About this task:
Since the listing below shows pictures, leave them out and write out exactly the lines from the line with "Output a JSON" to the line with "Serialize everything readable", both included, and no others.

● ● ● ●

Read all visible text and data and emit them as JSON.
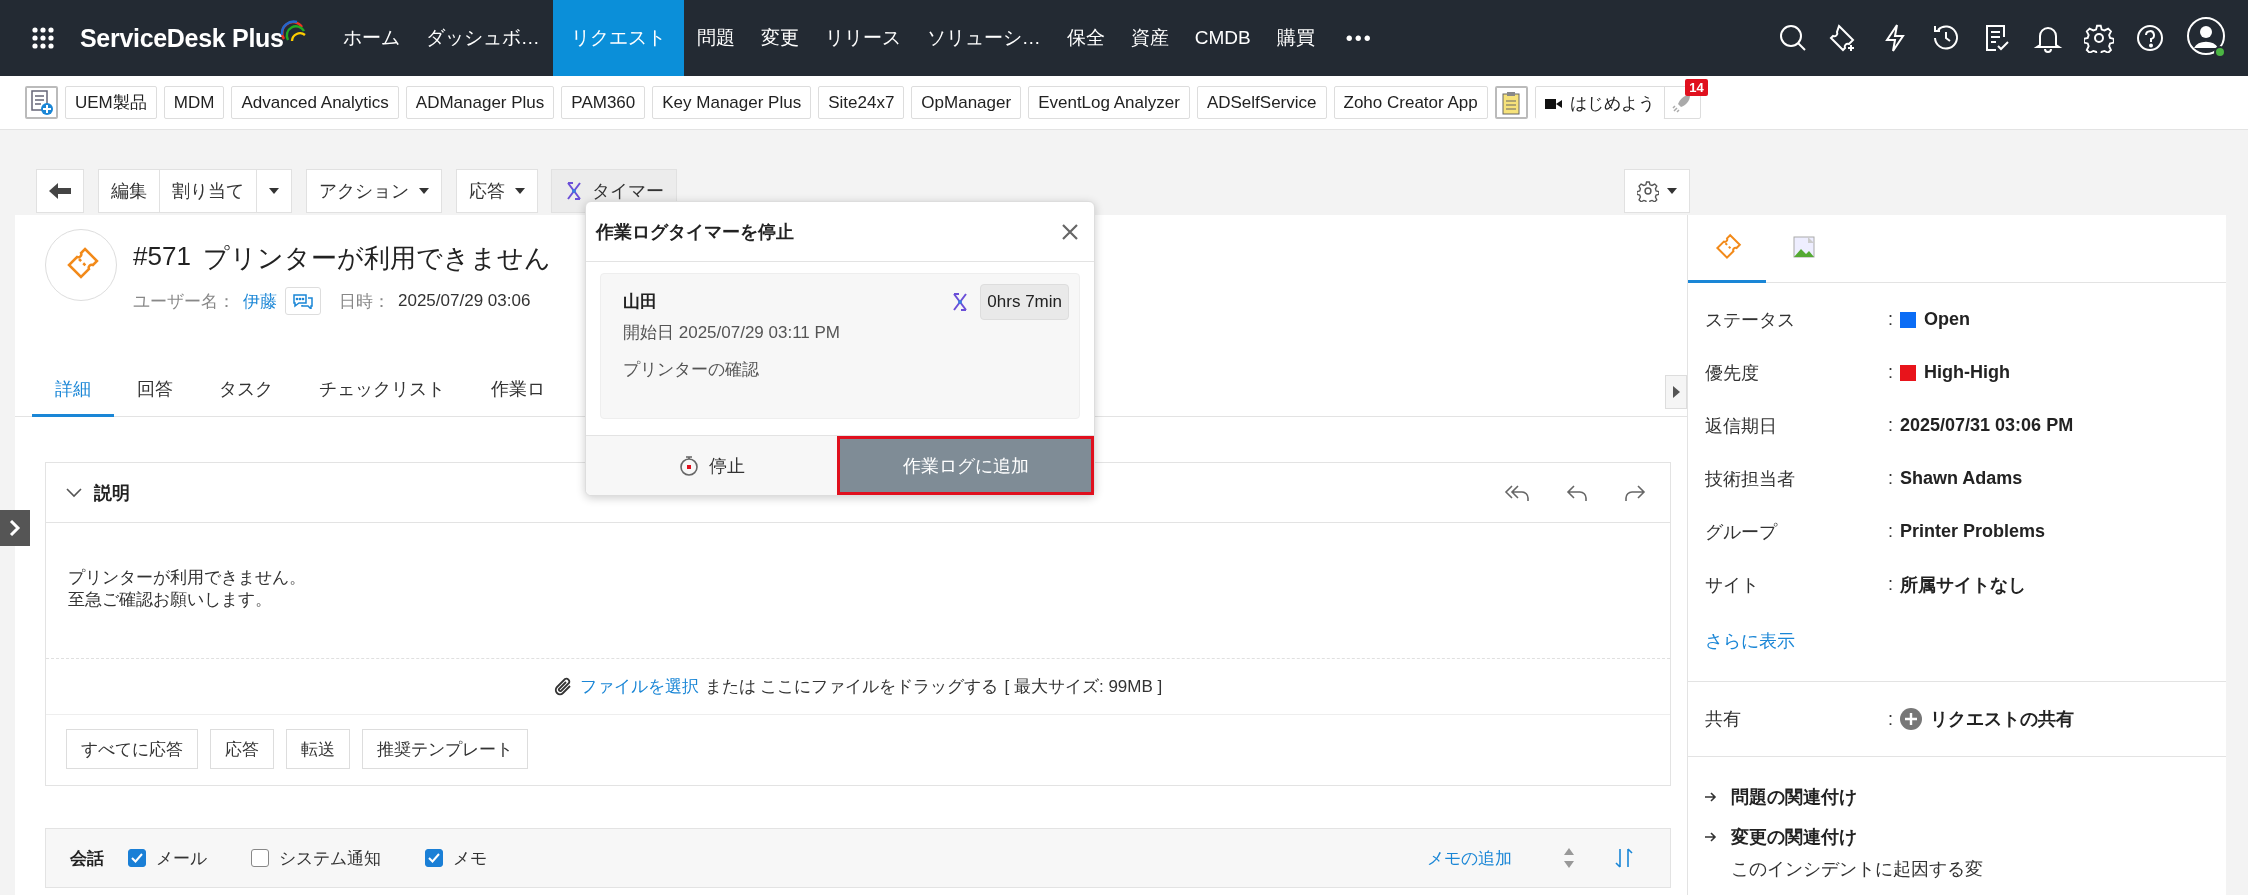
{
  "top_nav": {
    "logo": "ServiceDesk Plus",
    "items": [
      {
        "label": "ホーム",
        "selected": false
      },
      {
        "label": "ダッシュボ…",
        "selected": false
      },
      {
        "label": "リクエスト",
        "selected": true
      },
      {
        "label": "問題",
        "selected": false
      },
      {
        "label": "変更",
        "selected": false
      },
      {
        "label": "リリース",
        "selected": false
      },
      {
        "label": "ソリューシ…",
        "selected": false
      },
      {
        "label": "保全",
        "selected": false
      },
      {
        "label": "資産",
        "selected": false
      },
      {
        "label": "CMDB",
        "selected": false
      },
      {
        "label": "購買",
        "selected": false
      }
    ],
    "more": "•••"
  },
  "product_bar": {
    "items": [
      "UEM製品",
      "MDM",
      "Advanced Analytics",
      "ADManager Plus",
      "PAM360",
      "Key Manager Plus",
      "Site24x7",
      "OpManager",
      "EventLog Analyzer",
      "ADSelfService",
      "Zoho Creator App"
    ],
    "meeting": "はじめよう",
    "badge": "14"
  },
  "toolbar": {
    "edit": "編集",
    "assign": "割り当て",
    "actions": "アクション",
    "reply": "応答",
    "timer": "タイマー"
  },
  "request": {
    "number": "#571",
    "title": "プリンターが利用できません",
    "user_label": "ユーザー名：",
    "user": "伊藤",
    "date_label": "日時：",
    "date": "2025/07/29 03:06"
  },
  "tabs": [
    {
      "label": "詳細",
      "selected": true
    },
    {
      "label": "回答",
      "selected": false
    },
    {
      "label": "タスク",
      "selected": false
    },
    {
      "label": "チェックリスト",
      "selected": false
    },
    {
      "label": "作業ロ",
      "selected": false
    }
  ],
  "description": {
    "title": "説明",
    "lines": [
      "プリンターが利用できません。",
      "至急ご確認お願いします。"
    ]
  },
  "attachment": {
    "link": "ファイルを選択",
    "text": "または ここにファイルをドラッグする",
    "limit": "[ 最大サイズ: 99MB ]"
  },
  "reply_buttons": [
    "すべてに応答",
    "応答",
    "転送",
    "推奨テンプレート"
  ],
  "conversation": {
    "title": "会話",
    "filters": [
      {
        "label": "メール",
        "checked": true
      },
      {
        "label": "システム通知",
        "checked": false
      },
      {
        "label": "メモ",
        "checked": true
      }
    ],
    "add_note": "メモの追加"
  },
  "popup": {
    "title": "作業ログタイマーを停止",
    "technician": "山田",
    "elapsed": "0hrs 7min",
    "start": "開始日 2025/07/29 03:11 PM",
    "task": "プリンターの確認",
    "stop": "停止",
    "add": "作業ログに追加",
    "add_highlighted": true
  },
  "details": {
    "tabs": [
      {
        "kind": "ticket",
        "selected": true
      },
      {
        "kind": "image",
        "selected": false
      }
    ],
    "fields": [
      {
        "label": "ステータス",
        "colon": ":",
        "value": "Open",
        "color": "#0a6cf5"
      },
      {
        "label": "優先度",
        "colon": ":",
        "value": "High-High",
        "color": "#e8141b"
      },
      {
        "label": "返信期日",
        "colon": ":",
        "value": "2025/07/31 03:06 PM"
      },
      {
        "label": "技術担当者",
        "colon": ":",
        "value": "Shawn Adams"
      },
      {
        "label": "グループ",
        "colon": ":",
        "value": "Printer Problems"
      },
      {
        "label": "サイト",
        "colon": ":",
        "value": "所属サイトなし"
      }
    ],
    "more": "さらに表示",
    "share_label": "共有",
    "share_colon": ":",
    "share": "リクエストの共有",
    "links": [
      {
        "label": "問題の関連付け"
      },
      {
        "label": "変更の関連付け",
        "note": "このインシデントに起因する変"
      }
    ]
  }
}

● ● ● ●

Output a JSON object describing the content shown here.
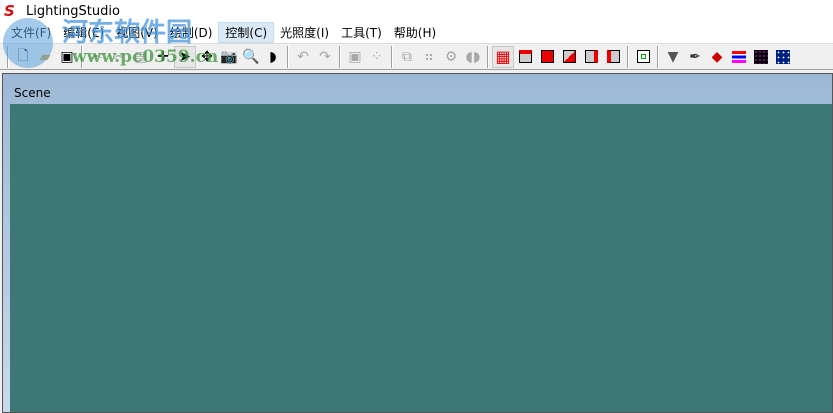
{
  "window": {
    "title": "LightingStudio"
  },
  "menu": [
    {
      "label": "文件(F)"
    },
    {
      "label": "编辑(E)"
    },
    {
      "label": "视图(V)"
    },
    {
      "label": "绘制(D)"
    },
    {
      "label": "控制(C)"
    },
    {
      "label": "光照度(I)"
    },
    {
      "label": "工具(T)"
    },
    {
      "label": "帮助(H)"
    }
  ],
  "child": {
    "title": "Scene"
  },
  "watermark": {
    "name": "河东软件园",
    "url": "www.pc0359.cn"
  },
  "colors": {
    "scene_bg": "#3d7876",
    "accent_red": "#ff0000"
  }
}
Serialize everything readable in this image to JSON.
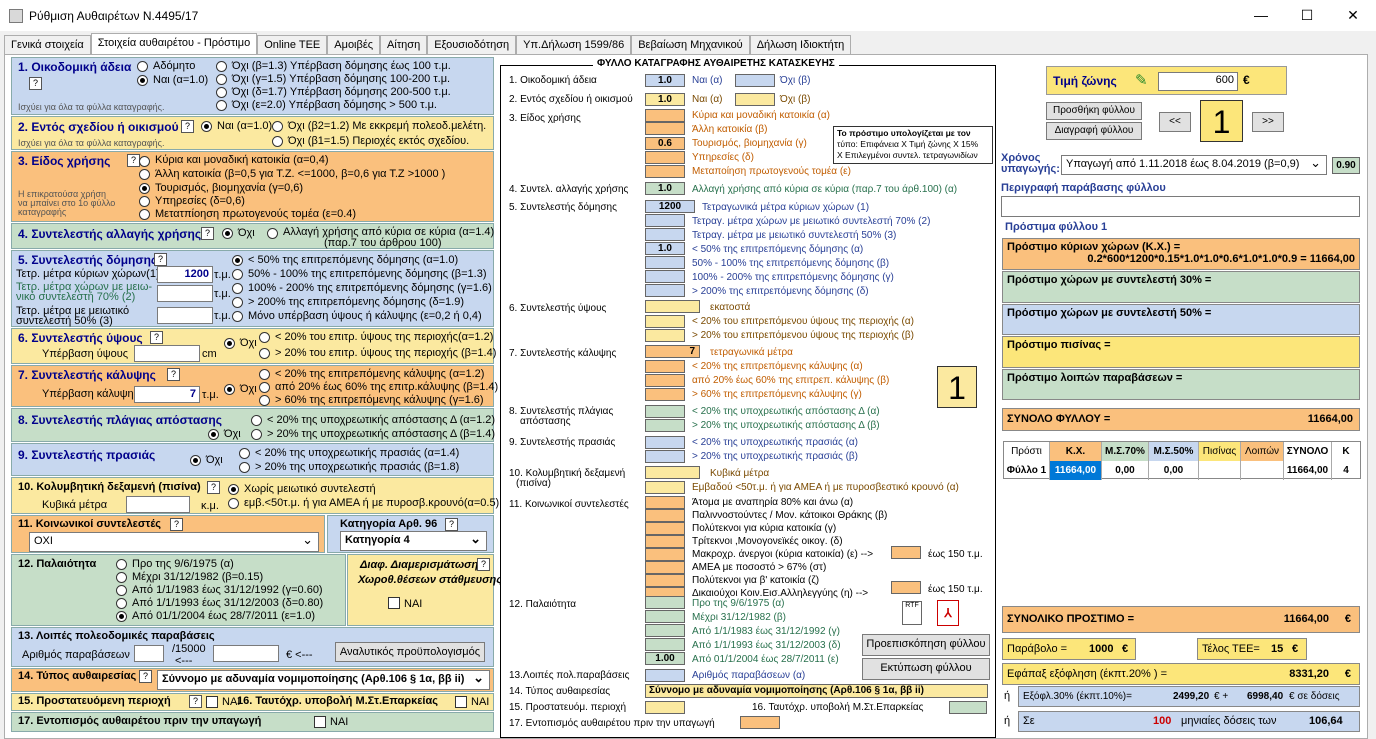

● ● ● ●

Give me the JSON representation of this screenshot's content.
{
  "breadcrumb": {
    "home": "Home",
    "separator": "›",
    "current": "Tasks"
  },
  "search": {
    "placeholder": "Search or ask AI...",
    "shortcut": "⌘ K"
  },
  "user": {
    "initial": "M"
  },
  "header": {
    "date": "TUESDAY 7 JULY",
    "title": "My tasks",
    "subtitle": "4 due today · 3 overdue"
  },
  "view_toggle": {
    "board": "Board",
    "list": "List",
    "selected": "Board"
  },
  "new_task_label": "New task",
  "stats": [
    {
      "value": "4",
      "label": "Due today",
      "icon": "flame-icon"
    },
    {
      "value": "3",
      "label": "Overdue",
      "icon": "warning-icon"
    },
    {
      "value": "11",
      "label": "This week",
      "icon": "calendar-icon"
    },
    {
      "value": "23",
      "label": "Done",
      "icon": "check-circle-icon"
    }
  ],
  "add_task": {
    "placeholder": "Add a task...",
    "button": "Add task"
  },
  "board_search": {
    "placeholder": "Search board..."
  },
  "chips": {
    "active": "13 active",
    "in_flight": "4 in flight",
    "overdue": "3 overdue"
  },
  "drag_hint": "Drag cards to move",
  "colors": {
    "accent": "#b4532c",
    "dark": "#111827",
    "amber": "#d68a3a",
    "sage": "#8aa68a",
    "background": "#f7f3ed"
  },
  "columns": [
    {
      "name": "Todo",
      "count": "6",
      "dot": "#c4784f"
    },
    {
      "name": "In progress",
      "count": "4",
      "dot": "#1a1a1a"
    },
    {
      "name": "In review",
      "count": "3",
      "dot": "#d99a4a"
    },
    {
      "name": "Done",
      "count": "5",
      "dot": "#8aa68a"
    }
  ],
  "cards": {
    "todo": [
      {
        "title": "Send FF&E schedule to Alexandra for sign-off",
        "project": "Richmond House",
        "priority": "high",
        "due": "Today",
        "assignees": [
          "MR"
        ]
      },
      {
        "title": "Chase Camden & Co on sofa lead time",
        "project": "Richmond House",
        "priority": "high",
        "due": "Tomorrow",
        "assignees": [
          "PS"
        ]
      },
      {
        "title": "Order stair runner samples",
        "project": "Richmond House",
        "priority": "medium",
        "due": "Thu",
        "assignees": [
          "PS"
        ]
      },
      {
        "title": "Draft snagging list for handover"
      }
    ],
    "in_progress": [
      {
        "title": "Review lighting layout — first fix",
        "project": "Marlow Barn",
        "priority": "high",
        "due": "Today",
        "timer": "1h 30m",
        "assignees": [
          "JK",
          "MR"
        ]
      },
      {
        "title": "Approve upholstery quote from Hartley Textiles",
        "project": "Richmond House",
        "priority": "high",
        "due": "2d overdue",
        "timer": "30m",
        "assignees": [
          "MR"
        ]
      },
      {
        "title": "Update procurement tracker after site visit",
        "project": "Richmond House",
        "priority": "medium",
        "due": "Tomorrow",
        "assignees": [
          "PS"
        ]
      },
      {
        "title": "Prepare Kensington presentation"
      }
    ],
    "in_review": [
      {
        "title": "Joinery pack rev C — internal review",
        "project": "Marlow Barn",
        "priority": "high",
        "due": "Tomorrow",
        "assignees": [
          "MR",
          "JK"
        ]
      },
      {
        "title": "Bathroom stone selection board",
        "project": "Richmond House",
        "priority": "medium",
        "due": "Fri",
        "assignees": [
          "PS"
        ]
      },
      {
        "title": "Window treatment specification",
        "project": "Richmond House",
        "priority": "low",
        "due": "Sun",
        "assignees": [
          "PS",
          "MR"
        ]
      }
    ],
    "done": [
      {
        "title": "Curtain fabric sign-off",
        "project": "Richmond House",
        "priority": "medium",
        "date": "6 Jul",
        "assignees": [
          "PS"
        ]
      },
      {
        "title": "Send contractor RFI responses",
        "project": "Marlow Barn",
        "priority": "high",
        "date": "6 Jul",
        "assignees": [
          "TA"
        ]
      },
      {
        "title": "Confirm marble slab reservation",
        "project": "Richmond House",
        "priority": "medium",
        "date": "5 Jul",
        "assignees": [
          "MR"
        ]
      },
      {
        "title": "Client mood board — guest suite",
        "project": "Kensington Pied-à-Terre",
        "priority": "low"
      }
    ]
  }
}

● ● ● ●

Solution to the problem:
Output a JSON object describing the content shown here.
{
  "window": {
    "title": "LightingStudio"
  },
  "menu": [
    {
      "label": "文件(F)"
    },
    {
      "label": "编辑(E)"
    },
    {
      "label": "视图(V)"
    },
    {
      "label": "绘制(D)"
    },
    {
      "label": "控制(C)"
    },
    {
      "label": "光照度(I)"
    },
    {
      "label": "工具(T)"
    },
    {
      "label": "帮助(H)"
    }
  ],
  "child": {
    "title": "Scene"
  },
  "watermark": {
    "name": "河东软件园",
    "url": "www.pc0359.cn"
  },
  "colors": {
    "scene_bg": "#3d7876",
    "accent_red": "#ff0000"
  }
}
Serialize everything readable in this image to JSON.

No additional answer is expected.